Finally...Moving Right Along

I haven't posted a detailed adoption update because up until a certain point the details can get messy and confusing. So instead, I've been posting little snippets here and there on our Facebook adoption page like, "We need two more papers for our son's file, please pray.", etc.

Well, this evening, we got great news! (I love that our agency is three hours behind in Washington state, well, for the most part I love this, because it means that even though the end of the business day happens here at 5pm, I know I still have a few hours to hear news. Haha! And tonight was one of those times). We have been waiting for word from our agency that we have been submitted to the PAIR process. I knew we were close, so I found myself refreshing my email on my phone while we were out tonight, "just in case." I had this gnawing in my heart that it would be today. And sure enough, around 6pm, the refresh button gave me an email that said we have finally been submitted to the PAIR process and were given a copy of the packet. HALLELUJAH!!!! Now let me explain... ;)

There are TWO things that we need in order to travel and pick up our son and BOTH things are happening simultaneously right now.

1. PAIR approval- this happens on the U.S. side. This is an investigation of all our paperwork AND our son's paperwork (his file for PAIR is what we were missing those two papers for that we finally received after 5 months of waiting). Once all the paperwork is together, it gets sent to the National Benefits Center here in the U.S. and we wait for them to send us their approval letter. The golden ticket. This usually takes about 3 months. So the submission of the PAIR packet is what happened today. This is huge! We've been waiting 5 months for this. So now the approximate three month wait for this approval letter happens.

2. MOWA approval- this happens on the Ethiopian side. MOWA stands for Ministry of Women and Children and is similar to our social services. The MOWA process basically means the court process. There will be a first court date through MOWA (we do not have to be present for this court date), and once that happens we will get MOWA approval. This is golden ticket #2.

SO....once we receive BOTH of those things- the PAIR approval letter & MOWA approval, we will travel roughly 2 weeks later.

And more super great news is that we will only have to make ONE trip to Ethiopia. We will attend the second court date in Ethiopia and stay in-country until we bring our son home.

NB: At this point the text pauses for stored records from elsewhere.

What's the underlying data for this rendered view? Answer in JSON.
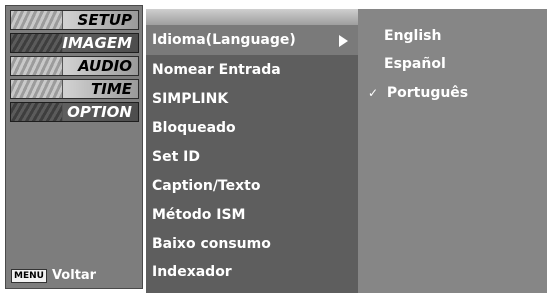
{
  "nav": {
    "items": [
      {
        "label": "SETUP",
        "active": false
      },
      {
        "label": "IMAGEM",
        "active": true
      },
      {
        "label": "AUDIO",
        "active": false
      },
      {
        "label": "TIME",
        "active": false
      },
      {
        "label": "OPTION",
        "active": true
      }
    ],
    "back_key": "MENU",
    "back_label": "Voltar"
  },
  "menu": {
    "items": [
      {
        "label": "Idioma(Language)",
        "selected": true,
        "has_submenu": true
      },
      {
        "label": "Nomear Entrada"
      },
      {
        "label": "SIMPLINK"
      },
      {
        "label": "Bloqueado"
      },
      {
        "label": "Set ID"
      },
      {
        "label": "Caption/Texto"
      },
      {
        "label": "Método ISM"
      },
      {
        "label": "Baixo consumo"
      },
      {
        "label": "Indexador"
      }
    ]
  },
  "language_options": {
    "items": [
      {
        "label": "English",
        "checked": false
      },
      {
        "label": "Español",
        "checked": false
      },
      {
        "label": "Português",
        "checked": true
      }
    ],
    "check_glyph": "✓"
  }
}
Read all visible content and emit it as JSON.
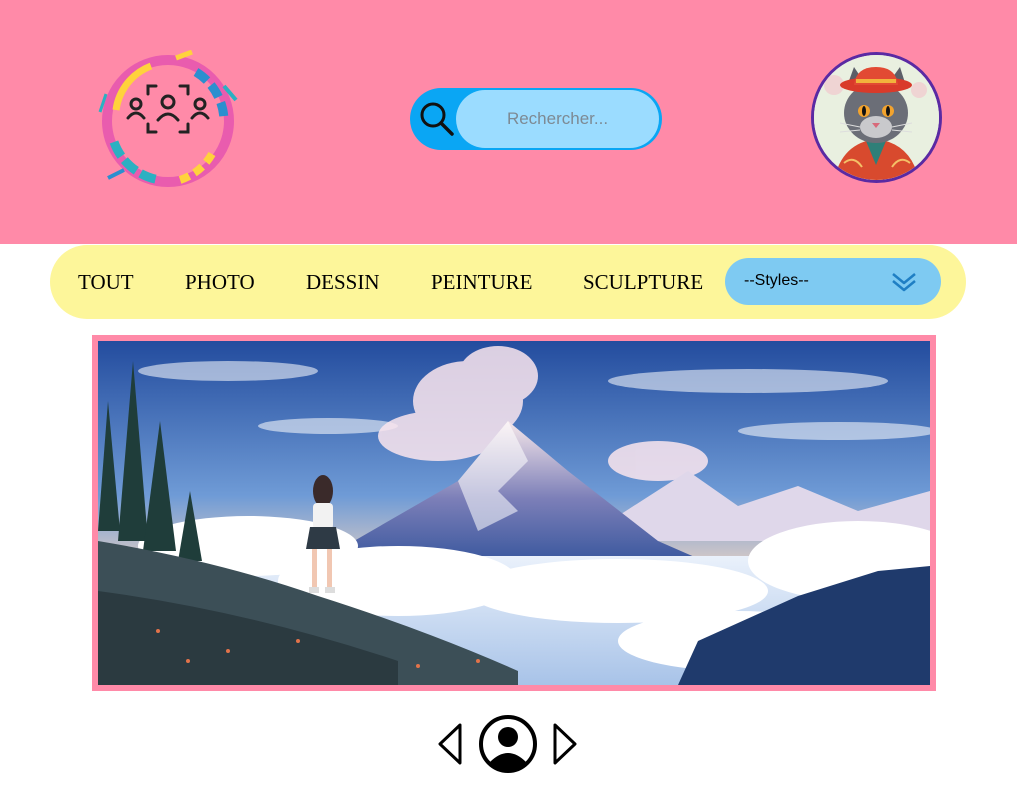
{
  "header": {
    "logo_icon": "people-focus-logo",
    "search": {
      "placeholder": "Rechercher...",
      "value": "",
      "icon": "search-icon"
    },
    "avatar_icon": "cat-avatar"
  },
  "nav": {
    "items": [
      {
        "label": "TOUT"
      },
      {
        "label": "PHOTO"
      },
      {
        "label": "DESSIN"
      },
      {
        "label": "PEINTURE"
      },
      {
        "label": "SCULPTURE"
      }
    ],
    "styles_select": {
      "selected": "--Styles--",
      "icon": "chevron-down-icon"
    }
  },
  "gallery": {
    "image_icon": "mountain-landscape",
    "controls": {
      "prev_icon": "chevron-left-icon",
      "center_icon": "user-circle-icon",
      "next_icon": "chevron-right-icon"
    }
  },
  "colors": {
    "header_bg": "#ff8aa8",
    "nav_bg": "#fdf69a",
    "search_bg": "#0aa6f4",
    "search_field_bg": "#9bdcff",
    "select_bg": "#7ecaf2",
    "frame": "#ff8aa8"
  }
}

So while I sit and process tonight, on this quiet Friday evening, while Jon is out, and the kiddos are in bed, I am a bit overwhelmed...

There are SO many emotions in adoption. The roller coaster ride is simply unexplainable and really so very difficult to adequately express. Tonight, more than ever, the joy and grief of adoption is deeply felt. Our PAIR packet was 73 pages long, detailing our adoption case and our son's life. While we are overwhelmed with joy to be moving forward in the process, we are struck at our core over the details of our son's story and the deep sadness and grief that adoption brings.

Adoption is born out of tragedy, and to forget the tragedy is to deny a part of your child's very being. I expressed to a friend earlier how I often find myself wondering how and why God chose me, someone with my sensitivities, and someone who feels things SO deeply I think I might break, to parent two boys who have experienced so much loss. There are moments when I feel like the contents of that PAIR file are just too much to process and if I'm honest, I find myself questioning God's goodness over the life of my son and his birth family, and I question his goodness among this hellish world that left my boys in desperate need of a forever family. I find myself feeling deeper than I ever imagined and fearing that I am so ill equipped to walk children through this. My flesh tells me there is no road map, there is no hope for such sorrow, there is no way children heal from stuff like this.

And then, in a calm, quiet voice in my heart I just hear, "Jesus." That's mightily different than healing the sorrow of this broken world by telling people to "just be more like Jesus," "try harder," "obey," "follow the rules," "make everything black and white" instead of living in the tension. Because that kind of stuff? That's the kind of life Jesus rebuked the Pharisees for living. It's not the kind of life Jesus came and offered. Because that stuff? It doesn't mend the brokenness. It doesn't heal the pain and the sorrow. Jesus does. Jesus is what will give my sons the ability to walk through this life, complete, whole, and free. When the realities of the tragedy of adoption pierce their souls, and threaten to break them, it's not the rules and the confines of "religion" that will rescue them. It is Jesus. In so many ways, I pour over these 73 pages and think to myself, I cannot handle this. But yet, in every other way, God has made me for this.